VMK, a new technology company based in Brazzaville, Congo, is set to introduce Africa’s first tablet computer. Way C is the first tablet entirely designed in Africa. The tablet uses Android 2.3, promises 512 MB RAM, 1.2 Ghz processor, 4GB internal memory, and supports wi-fi. The tablet will cost less than £200 and will be distributed in Congo, Senegal, Kenya, Gabon, Cameroon, Ivory Coast, DR Congo and Belgium. Vérone Mankou, VMK’s CEO, answered our questions.
Why did you work on a tablet?
We were looking for solutions to allow many people access the internet. We realized that a tablet was the ideal product. It is easy to carry and it is possible to use it even when power is not readily available. The wireless capability, later on we shall add 3G, allows users to link to a number of providers.
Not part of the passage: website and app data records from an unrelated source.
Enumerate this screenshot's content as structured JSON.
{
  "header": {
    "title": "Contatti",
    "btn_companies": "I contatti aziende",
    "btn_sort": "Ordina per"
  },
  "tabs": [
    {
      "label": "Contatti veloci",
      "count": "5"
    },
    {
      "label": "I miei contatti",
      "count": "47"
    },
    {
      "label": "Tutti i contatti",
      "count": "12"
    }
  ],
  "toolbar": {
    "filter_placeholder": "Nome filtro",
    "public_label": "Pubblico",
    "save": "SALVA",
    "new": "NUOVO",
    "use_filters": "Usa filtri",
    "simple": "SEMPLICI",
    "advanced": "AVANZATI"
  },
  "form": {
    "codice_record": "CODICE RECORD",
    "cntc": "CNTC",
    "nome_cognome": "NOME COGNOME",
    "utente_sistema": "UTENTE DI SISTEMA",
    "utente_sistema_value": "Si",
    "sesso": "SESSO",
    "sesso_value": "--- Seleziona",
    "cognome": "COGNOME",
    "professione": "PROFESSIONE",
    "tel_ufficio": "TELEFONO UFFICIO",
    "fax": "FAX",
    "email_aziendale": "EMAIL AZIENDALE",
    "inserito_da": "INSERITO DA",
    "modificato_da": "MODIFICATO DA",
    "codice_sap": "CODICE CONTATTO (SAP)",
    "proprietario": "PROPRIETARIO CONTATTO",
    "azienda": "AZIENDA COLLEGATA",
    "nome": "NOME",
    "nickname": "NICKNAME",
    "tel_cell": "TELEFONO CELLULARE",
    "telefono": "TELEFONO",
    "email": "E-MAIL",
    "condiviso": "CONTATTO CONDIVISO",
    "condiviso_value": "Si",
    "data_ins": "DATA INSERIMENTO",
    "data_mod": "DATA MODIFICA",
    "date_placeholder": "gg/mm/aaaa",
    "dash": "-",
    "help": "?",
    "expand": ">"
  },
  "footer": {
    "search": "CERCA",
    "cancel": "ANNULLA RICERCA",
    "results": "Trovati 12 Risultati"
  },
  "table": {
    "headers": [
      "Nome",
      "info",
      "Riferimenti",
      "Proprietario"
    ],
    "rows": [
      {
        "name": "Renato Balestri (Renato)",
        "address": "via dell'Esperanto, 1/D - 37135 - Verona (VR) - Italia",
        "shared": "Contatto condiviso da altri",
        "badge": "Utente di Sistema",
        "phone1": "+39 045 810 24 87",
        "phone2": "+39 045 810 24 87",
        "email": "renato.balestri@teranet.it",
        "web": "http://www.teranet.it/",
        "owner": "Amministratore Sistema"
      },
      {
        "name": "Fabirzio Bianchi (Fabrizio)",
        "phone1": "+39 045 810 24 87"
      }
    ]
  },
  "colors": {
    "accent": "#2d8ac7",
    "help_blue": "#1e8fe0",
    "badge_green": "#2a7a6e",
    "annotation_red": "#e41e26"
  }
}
These are the reasons that made us choose the tablet.
You speak of an African tablet, yet production is done in China …
All tablets are produced in China. Ipad is produced in China, Blackberry is produced there. Why do they call them American or Canadians? The Way C is an African tablet; those who do not agree are simply Afro-pessimists. Besides, we are planning to bring production is Africa, it is not impossible.
How did you finance development and production?
This was the hardest part. It took us two years to collect enough funds to research and develop the idea. We are now in the production phase, and we still need financing. We are now discussing with the government to see if they could contribute to the running costs. We are also talking to private investors.
When will the tablet hit the market?
The exact date is not yet established. We have some hitches with the logistic to import the tablets from China and distribute them to outlets in time. In any case, the tablet will be available by November 15.
Do you think the Congolese and other people will be able to buy the tablet?
Yes, we already have a few thousands confirmed bookings. Besides, in Congo, the cheapest tablet is the one produced by Samsung, and it costs more than the double of our product. To many users, our tablet is a real bonanza. If there is the desire and the need to have a tablet, then many will buy the Way C, which is cheaper and designed to work in Africa.
Are you afraid of competition from the mobile communication front?
I shall quote a person who left us recently: Steve Jobs. When he introduced the first iPad he underscored that that product was nor a computer nor a telephone. A tablet can substitute neither. We might have some competition with mobile phones, but it will not be much.
What prompted you to invest in this venture?
I always believed we African cannot remain consumers for ever. We need to become producers. This is the vision that supported me since the beginning. We African should believe more in our potential. Many Africans have done great things. We must continue in this path. Young people should be aware of the difficulties to work, to finance projects. Yet, the most important thing is to believe in your ideas and make a first step towards their realization.
Fortuna Ekutsu Mambulu